▸ **TASK PROMPT**:
Could you state how many lines of the material hold "icon"? Include nothing beyond the number.

-=-=-

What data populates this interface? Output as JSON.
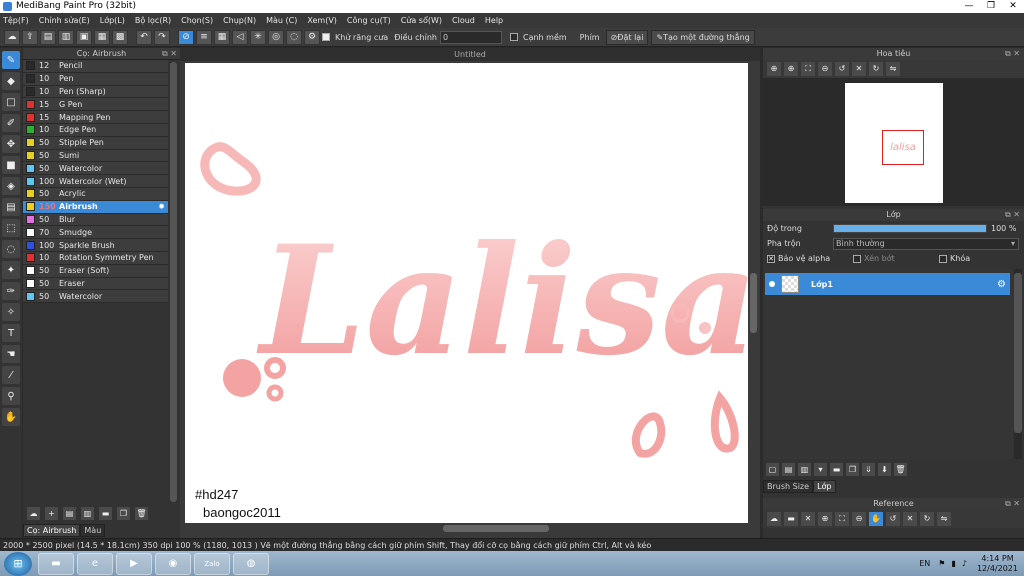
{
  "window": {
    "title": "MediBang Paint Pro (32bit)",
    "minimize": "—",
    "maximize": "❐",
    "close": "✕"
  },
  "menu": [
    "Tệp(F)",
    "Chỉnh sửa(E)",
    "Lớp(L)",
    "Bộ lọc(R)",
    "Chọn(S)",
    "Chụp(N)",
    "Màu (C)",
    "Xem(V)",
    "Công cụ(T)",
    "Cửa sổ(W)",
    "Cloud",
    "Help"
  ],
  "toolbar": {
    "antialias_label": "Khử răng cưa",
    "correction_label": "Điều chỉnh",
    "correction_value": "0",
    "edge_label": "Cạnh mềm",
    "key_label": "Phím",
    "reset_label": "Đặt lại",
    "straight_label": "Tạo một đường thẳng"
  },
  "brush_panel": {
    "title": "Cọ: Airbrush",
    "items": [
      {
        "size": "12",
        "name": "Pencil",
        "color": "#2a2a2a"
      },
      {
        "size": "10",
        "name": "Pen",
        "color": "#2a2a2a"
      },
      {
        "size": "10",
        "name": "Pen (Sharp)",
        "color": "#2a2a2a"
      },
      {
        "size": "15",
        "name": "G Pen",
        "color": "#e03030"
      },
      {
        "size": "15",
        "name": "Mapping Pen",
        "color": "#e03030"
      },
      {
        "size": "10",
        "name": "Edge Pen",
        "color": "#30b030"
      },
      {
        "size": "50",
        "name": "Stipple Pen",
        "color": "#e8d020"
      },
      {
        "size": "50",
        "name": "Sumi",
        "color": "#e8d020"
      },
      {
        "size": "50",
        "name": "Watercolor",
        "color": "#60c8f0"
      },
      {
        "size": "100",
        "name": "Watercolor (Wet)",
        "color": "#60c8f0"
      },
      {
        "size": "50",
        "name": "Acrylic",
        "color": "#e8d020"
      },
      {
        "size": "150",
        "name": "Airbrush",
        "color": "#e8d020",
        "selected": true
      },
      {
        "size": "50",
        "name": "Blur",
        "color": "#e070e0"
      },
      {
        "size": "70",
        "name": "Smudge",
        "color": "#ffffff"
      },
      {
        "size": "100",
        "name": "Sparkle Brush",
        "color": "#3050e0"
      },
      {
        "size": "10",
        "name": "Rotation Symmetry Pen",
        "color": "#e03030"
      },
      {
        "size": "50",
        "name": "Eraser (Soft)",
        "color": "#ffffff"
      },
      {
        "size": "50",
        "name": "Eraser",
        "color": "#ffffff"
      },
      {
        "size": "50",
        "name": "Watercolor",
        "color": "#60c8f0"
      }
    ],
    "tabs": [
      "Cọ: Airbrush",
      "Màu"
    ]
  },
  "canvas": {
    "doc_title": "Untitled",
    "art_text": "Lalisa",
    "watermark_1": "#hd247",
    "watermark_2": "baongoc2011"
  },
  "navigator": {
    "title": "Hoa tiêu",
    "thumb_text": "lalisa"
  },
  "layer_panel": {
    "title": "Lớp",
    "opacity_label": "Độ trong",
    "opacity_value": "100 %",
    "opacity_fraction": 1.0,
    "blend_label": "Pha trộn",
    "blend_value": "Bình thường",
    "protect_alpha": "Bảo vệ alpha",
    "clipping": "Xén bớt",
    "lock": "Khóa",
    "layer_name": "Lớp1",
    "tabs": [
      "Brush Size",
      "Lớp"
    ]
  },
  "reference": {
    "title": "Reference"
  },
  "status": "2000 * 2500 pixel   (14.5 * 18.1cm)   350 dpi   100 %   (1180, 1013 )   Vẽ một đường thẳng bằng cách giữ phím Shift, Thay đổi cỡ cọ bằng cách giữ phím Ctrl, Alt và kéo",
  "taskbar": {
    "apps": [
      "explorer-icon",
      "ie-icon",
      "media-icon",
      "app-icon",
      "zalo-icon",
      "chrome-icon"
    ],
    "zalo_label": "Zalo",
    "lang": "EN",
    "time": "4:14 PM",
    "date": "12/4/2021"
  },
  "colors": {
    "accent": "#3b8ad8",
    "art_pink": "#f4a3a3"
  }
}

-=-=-

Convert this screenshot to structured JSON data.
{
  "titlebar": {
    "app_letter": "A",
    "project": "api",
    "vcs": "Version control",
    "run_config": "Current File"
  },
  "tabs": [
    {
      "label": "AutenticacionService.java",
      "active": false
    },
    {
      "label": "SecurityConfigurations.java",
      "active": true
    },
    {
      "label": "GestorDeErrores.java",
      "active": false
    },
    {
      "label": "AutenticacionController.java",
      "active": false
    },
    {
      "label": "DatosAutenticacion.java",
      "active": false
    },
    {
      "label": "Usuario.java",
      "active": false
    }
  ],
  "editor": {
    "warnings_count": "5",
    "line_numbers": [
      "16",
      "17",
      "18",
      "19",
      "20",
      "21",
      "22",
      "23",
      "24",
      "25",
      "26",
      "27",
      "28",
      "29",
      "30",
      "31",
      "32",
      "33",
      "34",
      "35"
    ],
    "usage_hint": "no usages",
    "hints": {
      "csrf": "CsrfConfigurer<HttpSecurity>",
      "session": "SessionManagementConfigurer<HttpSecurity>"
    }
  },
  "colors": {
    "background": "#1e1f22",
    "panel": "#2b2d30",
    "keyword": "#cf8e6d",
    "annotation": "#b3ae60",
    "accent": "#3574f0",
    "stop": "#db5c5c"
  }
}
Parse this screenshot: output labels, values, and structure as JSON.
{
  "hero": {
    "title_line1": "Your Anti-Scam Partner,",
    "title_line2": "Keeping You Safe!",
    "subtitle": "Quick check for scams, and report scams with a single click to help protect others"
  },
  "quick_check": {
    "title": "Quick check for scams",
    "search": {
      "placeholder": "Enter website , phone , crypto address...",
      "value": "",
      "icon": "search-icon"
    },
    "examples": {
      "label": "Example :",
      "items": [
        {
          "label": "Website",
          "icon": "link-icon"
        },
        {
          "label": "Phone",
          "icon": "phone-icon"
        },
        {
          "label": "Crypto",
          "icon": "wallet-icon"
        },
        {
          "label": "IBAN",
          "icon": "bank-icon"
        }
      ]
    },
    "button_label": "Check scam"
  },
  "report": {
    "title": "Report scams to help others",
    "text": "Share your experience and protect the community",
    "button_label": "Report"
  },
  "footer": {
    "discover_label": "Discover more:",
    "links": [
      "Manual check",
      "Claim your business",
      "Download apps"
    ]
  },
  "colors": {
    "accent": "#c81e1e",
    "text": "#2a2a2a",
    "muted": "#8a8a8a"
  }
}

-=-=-

▸ **WRITTEN SOLUTION**:
11